──────── Record excerpts ────────
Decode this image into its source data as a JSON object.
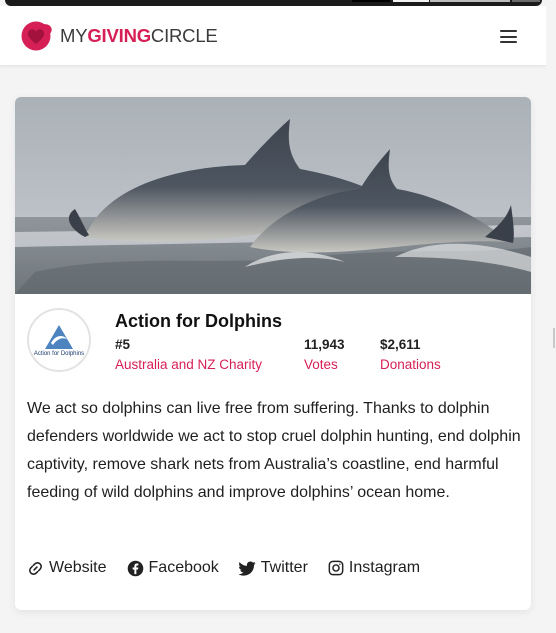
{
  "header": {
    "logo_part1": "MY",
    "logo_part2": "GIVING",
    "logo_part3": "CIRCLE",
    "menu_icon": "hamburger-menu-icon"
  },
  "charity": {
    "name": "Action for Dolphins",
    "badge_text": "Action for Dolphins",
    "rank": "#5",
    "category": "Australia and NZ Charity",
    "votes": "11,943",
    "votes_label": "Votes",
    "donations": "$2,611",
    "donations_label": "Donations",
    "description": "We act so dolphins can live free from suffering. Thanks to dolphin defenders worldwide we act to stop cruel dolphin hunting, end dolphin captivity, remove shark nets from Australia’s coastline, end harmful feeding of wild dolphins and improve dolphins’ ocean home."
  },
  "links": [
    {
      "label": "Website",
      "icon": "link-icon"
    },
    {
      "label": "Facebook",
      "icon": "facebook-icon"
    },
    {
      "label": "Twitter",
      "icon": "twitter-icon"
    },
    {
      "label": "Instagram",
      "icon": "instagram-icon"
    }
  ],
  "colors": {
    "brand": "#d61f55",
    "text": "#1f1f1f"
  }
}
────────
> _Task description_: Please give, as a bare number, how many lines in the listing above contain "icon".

> _The answer_: 5